KAZAN — Diving normally results in a yellow card when it takes place inside a soccer stadium but later this month inside the Kazan Arena each downward plunge will be cheered by 30,000 fans.
That is because, for the first time ever, the world swimming and synchronized swimming championships are being staged inside a soccer stadium.
Around 300 workers are completing the construction of two temporary 50-meter pools, one being used for competitions and the other for practice.
In a clever feat of ingenuity, the inside of the Kazan Arena, one of the 12 venues in the 11 cities staging matches in soccer's World Cup in 2018, has been transformed to host FINA's world swimming championships between July 24 and August 9.
Temporary stands holding around 11,000 people, watching three daily sessions, have been built inside the impressive Kazan Arena which will accommodate around 45,000 when World Cup matches are played there in three years' time.
Ranko Tepavcevic, the secretary general of FINA's organizing committee, explained why the championships are being staged inside a football stadium when Kazan, the capital of the Tatarstan republic, already boasts an aquatic facility built for the 2013 summer Universiade, the World Student Games.
"We can get more people in here, the facilities are better, we can use the stadium's skyboxes and VIP areas, and well, we wanted to be creative," he explained while work continued in the stadium around him.
The football pitch is currently situated three meters below the bottom of the temporary pools, which the swimmers will reach by underground walkways and staircases.
The project underlines Kazan's claims to be the new sporting capital of Russia.
Having already hosted a number of continental and world championships in the last few years, Kazan will also host the semi-final of the Confederations Cup in 2017 and group matches and possibly a World Cup quarter-final a year later.
Vladimir Leonov, the Tatarstan republic's 37-year-old Minister of Youth and Sports, is hugely enthusiastic about the progress his city has made.
"If you had said 10 years ago we would be staging events like this and matches in the World Cup, people would think we were crazy," he said.

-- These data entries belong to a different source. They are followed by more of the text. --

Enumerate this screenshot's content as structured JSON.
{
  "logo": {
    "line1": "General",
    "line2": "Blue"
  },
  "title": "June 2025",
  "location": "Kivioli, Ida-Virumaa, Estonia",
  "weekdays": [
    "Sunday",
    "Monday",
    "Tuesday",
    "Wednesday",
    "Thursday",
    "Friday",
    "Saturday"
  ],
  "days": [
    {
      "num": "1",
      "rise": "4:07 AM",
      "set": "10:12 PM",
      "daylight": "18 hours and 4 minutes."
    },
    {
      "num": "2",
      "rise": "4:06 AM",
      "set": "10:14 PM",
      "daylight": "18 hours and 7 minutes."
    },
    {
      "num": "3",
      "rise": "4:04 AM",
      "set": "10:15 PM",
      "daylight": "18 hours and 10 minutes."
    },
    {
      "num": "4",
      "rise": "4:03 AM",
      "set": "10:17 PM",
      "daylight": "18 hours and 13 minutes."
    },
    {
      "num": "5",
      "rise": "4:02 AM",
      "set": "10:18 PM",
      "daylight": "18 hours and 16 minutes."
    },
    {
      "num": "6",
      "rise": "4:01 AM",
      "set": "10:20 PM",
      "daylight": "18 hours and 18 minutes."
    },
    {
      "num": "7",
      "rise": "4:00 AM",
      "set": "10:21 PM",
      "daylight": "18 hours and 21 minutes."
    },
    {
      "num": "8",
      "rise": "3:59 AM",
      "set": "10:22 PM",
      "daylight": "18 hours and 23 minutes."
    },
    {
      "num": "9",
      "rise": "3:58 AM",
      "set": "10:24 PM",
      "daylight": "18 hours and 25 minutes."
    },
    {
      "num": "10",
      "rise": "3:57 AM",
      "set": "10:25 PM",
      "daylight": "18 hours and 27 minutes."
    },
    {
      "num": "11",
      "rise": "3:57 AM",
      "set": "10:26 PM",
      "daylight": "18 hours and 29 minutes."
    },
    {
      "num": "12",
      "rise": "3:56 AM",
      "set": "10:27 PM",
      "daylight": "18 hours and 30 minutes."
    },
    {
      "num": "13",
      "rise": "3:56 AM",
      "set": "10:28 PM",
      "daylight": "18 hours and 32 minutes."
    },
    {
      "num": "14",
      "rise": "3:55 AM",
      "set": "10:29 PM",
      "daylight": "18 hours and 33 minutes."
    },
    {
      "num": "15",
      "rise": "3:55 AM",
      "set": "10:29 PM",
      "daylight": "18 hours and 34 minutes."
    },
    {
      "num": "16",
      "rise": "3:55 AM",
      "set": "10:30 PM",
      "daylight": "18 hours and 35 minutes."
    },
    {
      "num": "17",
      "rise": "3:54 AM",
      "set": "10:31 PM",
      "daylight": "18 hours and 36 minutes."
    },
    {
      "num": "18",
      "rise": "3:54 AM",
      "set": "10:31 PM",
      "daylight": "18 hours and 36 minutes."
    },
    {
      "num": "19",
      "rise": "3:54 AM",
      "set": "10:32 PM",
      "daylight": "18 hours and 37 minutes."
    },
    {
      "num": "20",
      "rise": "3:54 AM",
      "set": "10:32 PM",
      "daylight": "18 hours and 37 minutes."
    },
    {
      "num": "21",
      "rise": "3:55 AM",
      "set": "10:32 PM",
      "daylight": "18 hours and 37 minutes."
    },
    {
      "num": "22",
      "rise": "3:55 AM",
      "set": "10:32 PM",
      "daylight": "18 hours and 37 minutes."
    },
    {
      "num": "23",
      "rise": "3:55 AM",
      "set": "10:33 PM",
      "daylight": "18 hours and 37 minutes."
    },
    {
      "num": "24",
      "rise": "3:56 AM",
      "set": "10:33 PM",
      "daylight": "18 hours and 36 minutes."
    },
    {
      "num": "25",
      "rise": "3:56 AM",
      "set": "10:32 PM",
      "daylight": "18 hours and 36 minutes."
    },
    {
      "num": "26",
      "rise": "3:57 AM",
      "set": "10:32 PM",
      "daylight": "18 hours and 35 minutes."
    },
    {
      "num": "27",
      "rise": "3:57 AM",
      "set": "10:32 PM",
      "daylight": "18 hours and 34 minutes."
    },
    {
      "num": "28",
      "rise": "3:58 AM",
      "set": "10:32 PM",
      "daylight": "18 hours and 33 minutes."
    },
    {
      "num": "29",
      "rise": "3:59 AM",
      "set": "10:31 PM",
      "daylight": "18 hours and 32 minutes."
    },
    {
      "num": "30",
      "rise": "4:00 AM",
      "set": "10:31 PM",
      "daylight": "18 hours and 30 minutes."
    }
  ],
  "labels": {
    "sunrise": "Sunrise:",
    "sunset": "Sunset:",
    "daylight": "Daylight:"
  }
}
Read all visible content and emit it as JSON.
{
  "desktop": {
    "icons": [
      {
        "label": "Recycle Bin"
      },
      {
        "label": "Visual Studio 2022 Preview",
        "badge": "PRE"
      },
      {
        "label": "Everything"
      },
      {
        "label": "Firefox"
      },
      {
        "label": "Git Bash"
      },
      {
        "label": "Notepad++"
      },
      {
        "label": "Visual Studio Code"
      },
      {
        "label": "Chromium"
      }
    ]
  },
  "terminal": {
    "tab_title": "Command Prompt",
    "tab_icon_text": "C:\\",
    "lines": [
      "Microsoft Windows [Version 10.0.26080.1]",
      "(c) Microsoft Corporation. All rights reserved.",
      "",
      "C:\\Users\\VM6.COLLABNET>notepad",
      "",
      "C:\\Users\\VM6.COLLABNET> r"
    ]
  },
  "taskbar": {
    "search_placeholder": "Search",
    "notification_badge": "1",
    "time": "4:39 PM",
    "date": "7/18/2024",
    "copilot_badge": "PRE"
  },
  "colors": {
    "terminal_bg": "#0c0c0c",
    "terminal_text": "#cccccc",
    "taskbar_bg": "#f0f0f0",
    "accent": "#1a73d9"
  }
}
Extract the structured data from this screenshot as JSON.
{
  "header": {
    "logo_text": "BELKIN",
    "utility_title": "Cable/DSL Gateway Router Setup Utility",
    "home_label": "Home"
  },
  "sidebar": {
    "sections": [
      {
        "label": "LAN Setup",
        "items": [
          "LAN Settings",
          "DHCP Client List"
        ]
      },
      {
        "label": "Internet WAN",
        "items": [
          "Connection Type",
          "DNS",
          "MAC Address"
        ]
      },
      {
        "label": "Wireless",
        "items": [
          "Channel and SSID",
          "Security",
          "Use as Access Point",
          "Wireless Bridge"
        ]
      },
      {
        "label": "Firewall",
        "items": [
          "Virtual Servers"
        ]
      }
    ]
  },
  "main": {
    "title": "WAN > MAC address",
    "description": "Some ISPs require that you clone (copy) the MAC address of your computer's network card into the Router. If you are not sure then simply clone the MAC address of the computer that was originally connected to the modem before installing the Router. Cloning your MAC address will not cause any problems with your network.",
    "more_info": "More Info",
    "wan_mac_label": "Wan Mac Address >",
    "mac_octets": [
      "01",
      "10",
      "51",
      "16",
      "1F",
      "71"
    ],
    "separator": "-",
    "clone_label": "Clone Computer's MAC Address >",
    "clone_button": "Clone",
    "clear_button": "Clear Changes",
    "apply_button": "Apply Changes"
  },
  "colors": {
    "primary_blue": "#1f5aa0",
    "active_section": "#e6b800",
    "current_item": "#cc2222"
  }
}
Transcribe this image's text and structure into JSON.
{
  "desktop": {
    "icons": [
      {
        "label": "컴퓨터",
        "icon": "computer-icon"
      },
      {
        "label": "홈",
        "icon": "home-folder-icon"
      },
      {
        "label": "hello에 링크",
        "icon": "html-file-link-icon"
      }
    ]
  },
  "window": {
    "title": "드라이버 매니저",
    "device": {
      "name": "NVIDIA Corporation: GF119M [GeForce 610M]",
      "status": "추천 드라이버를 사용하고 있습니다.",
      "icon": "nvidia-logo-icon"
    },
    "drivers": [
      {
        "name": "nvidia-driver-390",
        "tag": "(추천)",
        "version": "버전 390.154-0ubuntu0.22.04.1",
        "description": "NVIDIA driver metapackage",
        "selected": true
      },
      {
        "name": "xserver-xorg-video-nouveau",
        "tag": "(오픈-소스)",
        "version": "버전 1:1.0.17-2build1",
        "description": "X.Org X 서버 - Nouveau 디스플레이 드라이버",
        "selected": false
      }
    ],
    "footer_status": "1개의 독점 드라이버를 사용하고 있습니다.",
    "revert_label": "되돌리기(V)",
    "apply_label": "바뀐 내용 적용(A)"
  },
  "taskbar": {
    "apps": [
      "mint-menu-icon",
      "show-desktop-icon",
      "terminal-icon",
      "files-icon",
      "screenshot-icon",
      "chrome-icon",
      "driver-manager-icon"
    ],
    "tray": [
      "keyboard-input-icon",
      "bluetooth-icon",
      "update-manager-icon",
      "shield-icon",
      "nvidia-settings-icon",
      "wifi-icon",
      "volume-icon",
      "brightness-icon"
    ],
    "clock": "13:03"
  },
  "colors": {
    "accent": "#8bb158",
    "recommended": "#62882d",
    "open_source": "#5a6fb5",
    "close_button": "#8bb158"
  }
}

"But sport represents a new spirit in the new Russia and the passion of the people have made these dreams come true."
Vadims Andrejevs, Kazan Arena's deputy CEO, is also proud of what the stadium can offer.
"I was talking to people at Arsenal's Emirates Stadium and at Wembley recently and they told me that they had hosted some concerts and other events," he said.
"I asked them, 'but have you built two swimming pools in your stadium?' of course they hadn't.
"But we are learning all the time, we have taken the inspiration of service from Wimbledon, merchandising from Formula One. We want to set new standards like in a hotel."